‘Strangest of all, however, said Austerlitz, was the transformation of sounds in this slow motion version. In a brief sequence at the very beginning, … the merry polka by some Austrian operetta composer on the soundtrack … had become a funeral march dragging along at a grotesquely sluggish pace, and the rest of the musical pieces accompanying the film, among which I could identify only the can-can from La Vie Parisienne and the scherzo from Mendelssohn’s Midsummer Night’s Dream, also moved in a kind of subterranean world, through the most nightmarish depths, said Austerlitz, to which no human voice has ever descended’. (Austerlitz, pp. 348-9)
The deception that the film sought to achieve is exposed.
The association between Terezin and music has another dimension, however. A remarkable number of inmates were Czech composers, musicians and conductors, and this, combined with the Nazi attempt to make the camp appear to be a model community with a rich cultural life, gave opportunities for music to be created and performed here. There is no easy comfort in this fact, when one knows that most of those who played, composed and conducted died here, or at Auschwitz, and that the moments of escape into this other world were few, and may in some ways have made the contrast with the brutality and barbarism of the regime even harder to bear.
The music of Terezin, however, now reaches new audiences through performance and recordings. Each time we hear the voices of those the Nazis sought to silence, that is a small victory.
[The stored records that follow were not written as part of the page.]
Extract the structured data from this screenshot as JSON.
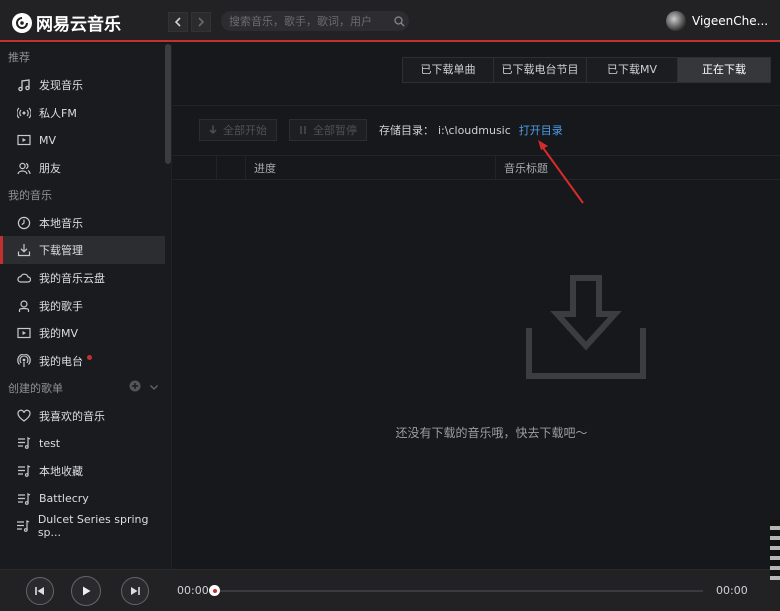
{
  "app": {
    "logo_text": "网易云音乐"
  },
  "header": {
    "search_placeholder": "搜索音乐，歌手，歌词，用户",
    "username": "VigeenChe..."
  },
  "sidebar": {
    "sections": [
      {
        "title": "推荐",
        "items": [
          {
            "label": "发现音乐",
            "icon": "music-note-icon"
          },
          {
            "label": "私人FM",
            "icon": "radio-icon"
          },
          {
            "label": "MV",
            "icon": "video-icon"
          },
          {
            "label": "朋友",
            "icon": "friends-icon"
          }
        ]
      },
      {
        "title": "我的音乐",
        "items": [
          {
            "label": "本地音乐",
            "icon": "clock-icon"
          },
          {
            "label": "下载管理",
            "icon": "download-icon",
            "active": true
          },
          {
            "label": "我的音乐云盘",
            "icon": "cloud-icon"
          },
          {
            "label": "我的歌手",
            "icon": "singer-icon"
          },
          {
            "label": "我的MV",
            "icon": "video-icon"
          },
          {
            "label": "我的电台",
            "icon": "podcast-icon",
            "badge": true
          }
        ]
      },
      {
        "title": "创建的歌单",
        "items": [
          {
            "label": "我喜欢的音乐",
            "icon": "heart-icon"
          },
          {
            "label": "test",
            "icon": "playlist-icon"
          },
          {
            "label": "本地收藏",
            "icon": "playlist-icon"
          },
          {
            "label": "Battlecry",
            "icon": "playlist-icon"
          },
          {
            "label": "Dulcet Series spring sp...",
            "icon": "playlist-icon"
          }
        ]
      }
    ]
  },
  "main": {
    "tabs": [
      {
        "label": "已下载单曲"
      },
      {
        "label": "已下载电台节目"
      },
      {
        "label": "已下载MV"
      },
      {
        "label": "正在下载",
        "active": true
      }
    ],
    "toolbar": {
      "start_all": "全部开始",
      "pause_all": "全部暂停",
      "storage_label": "存储目录：",
      "storage_path": "i:\\cloudmusic",
      "open_dir": "打开目录"
    },
    "columns": [
      "",
      "",
      "进度",
      "音乐标题"
    ],
    "empty_text": "还没有下载的音乐哦，快去下载吧～"
  },
  "player": {
    "current_time": "00:00",
    "total_time": "00:00",
    "progress": 0
  },
  "colors": {
    "accent": "#c62f2f",
    "link": "#4d9fe8",
    "annotation_arrow": "#d62b2b"
  }
}
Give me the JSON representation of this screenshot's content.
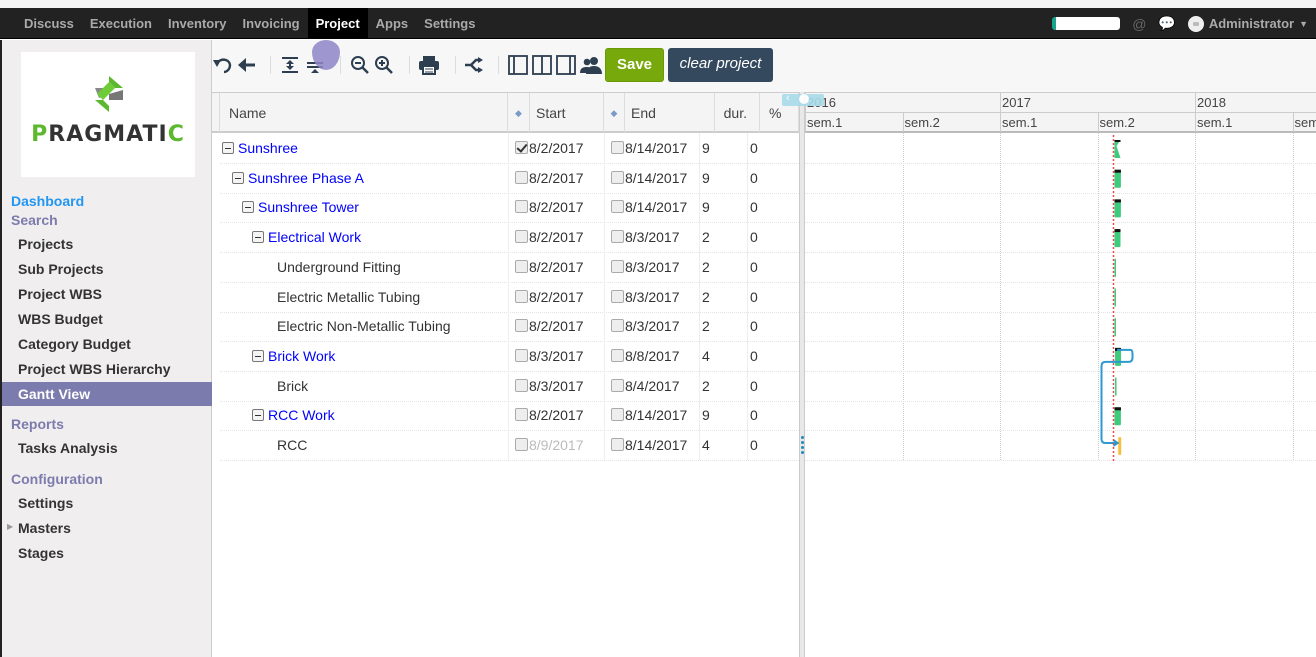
{
  "navbar": {
    "menu": [
      {
        "label": "Discuss",
        "active": false
      },
      {
        "label": "Execution",
        "active": false
      },
      {
        "label": "Inventory",
        "active": false
      },
      {
        "label": "Invoicing",
        "active": false
      },
      {
        "label": "Project",
        "active": true
      },
      {
        "label": "Apps",
        "active": false
      },
      {
        "label": "Settings",
        "active": false
      }
    ],
    "user": "Administrator"
  },
  "logo": {
    "text_first": "P",
    "text_rest": "RAGMATI",
    "text_last": "C"
  },
  "sidebar": {
    "dashboard": "Dashboard",
    "search_section": "Search",
    "search_items": [
      "Projects",
      "Sub Projects",
      "Project WBS",
      "WBS Budget",
      "Category Budget",
      "Project WBS Hierarchy",
      "Gantt View"
    ],
    "active_item": "Gantt View",
    "reports_section": "Reports",
    "reports_items": [
      "Tasks Analysis"
    ],
    "config_section": "Configuration",
    "config_items": [
      "Settings",
      "Masters",
      "Stages"
    ]
  },
  "toolbar": {
    "icons": [
      "undo-icon",
      "back-arrow-icon",
      "expand-all-icon",
      "collapse-all-icon",
      "zoom-out-icon",
      "zoom-in-icon",
      "print-icon",
      "critical-path-icon",
      "left-panel-icon",
      "split-panel-icon",
      "right-panel-icon",
      "resources-icon"
    ],
    "save_label": "Save",
    "clear_label": "clear project"
  },
  "grid": {
    "headers": {
      "name": "Name",
      "start": "Start",
      "end": "End",
      "dur": "dur.",
      "pct": "%"
    },
    "rows": [
      {
        "name": "Sunshree",
        "level": 0,
        "group": true,
        "start_milestone": true,
        "start": "8/2/2017",
        "end_milestone": false,
        "end": "8/14/2017",
        "dur": "9",
        "pct": "0"
      },
      {
        "name": "Sunshree Phase A",
        "level": 1,
        "group": true,
        "start_milestone": false,
        "start": "8/2/2017",
        "end_milestone": false,
        "end": "8/14/2017",
        "dur": "9",
        "pct": "0"
      },
      {
        "name": "Sunshree Tower",
        "level": 2,
        "group": true,
        "start_milestone": false,
        "start": "8/2/2017",
        "end_milestone": false,
        "end": "8/14/2017",
        "dur": "9",
        "pct": "0"
      },
      {
        "name": "Electrical Work",
        "level": 3,
        "group": true,
        "start_milestone": false,
        "start": "8/2/2017",
        "end_milestone": false,
        "end": "8/3/2017",
        "dur": "2",
        "pct": "0"
      },
      {
        "name": "Underground Fitting",
        "level": 4,
        "group": false,
        "start_milestone": false,
        "start": "8/2/2017",
        "end_milestone": false,
        "end": "8/3/2017",
        "dur": "2",
        "pct": "0"
      },
      {
        "name": "Electric Metallic Tubing",
        "level": 4,
        "group": false,
        "start_milestone": false,
        "start": "8/2/2017",
        "end_milestone": false,
        "end": "8/3/2017",
        "dur": "2",
        "pct": "0"
      },
      {
        "name": "Electric Non-Metallic Tubing",
        "level": 4,
        "group": false,
        "start_milestone": false,
        "start": "8/2/2017",
        "end_milestone": false,
        "end": "8/3/2017",
        "dur": "2",
        "pct": "0"
      },
      {
        "name": "Brick Work",
        "level": 3,
        "group": true,
        "start_milestone": false,
        "start": "8/3/2017",
        "end_milestone": false,
        "end": "8/8/2017",
        "dur": "4",
        "pct": "0"
      },
      {
        "name": "Brick",
        "level": 4,
        "group": false,
        "start_milestone": false,
        "start": "8/3/2017",
        "end_milestone": false,
        "end": "8/4/2017",
        "dur": "2",
        "pct": "0"
      },
      {
        "name": "RCC Work",
        "level": 3,
        "group": true,
        "start_milestone": false,
        "start": "8/2/2017",
        "end_milestone": false,
        "end": "8/14/2017",
        "dur": "9",
        "pct": "0"
      },
      {
        "name": "RCC",
        "level": 4,
        "group": false,
        "start_milestone": false,
        "start": "8/9/2017",
        "start_disabled": true,
        "end_milestone": false,
        "end": "8/14/2017",
        "dur": "4",
        "pct": "0"
      }
    ]
  },
  "gantt": {
    "years": [
      "2016",
      "2017",
      "2018"
    ],
    "semesters": [
      "sem.1",
      "sem.2",
      "sem.1",
      "sem.2",
      "sem.1",
      "sem"
    ],
    "colors": {
      "bar": "#3ccc7c",
      "bar_top": "#111111",
      "today_line": "#e84c4c",
      "link": "#2c9ad1",
      "late_bar": "#f7c041"
    }
  }
}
Czech conductor Rafael Schachter – transported to Terezin in 1941, organised a performance of Smetana’s The Bartered Bride and finally of Verdi’s Requiem, performed for the last time just a few weeks before his transfer to Auschwitz in October 1944
Jazz musician and arranger Fritz Weiss – arrived in Terezin in 1941, set up a dixieland band called the Ghetto Swingers. Fritz was sent to Auschwitz in 1944, with his father, and was killed there on his 25th birthday.
Viktor Ullmann – Silesian/Austrian composer, pupil of Schoenberg, was transported to Terezin in 1942. He composed many works there, all but thirteen of which have been lost, before being transported to Auschwitz in 1944, where he was killed.
Gideon Klein – Czech pianist and composer, who like Ullmann composed many works in the camp as well as performing regularly in recitals. Just after completing his final string trio, he was sent to Auschwitz and from there to Furstengrube, where he died during the liquidation of the camp.
Pavel Haas – Czech composer, exponent of Janacek’s school of composition, who used elements of folk and jazz in his work. He was transferred to Auschwitz after the propaganda film was completed, and was murdered there.
Hans Krasa wrote the children’s opera Brundibar in 1938, and it was first performed in the Jewish orphanage in Prague. After Krasa and many of his cast were sent to Terezin, he reconstructed the score from memory, and the opera was performed there regularly, culminating in a performance for the propaganda film. Krasa and his performers were sent to Auschwitz as soon as the filming was finished, and were gassed there.
Not all of the musicians of Terezin were killed. Alice Herz-Sommer survived, along with her son. Now 110, Alice sees life as miraculous and beautiful, she has chosen hope over hate.
“The world is wonderful, it’s full of beauty and full of miracles. Our brain, the memory, how does it work? Not to speak of art and music … It is a miracle.”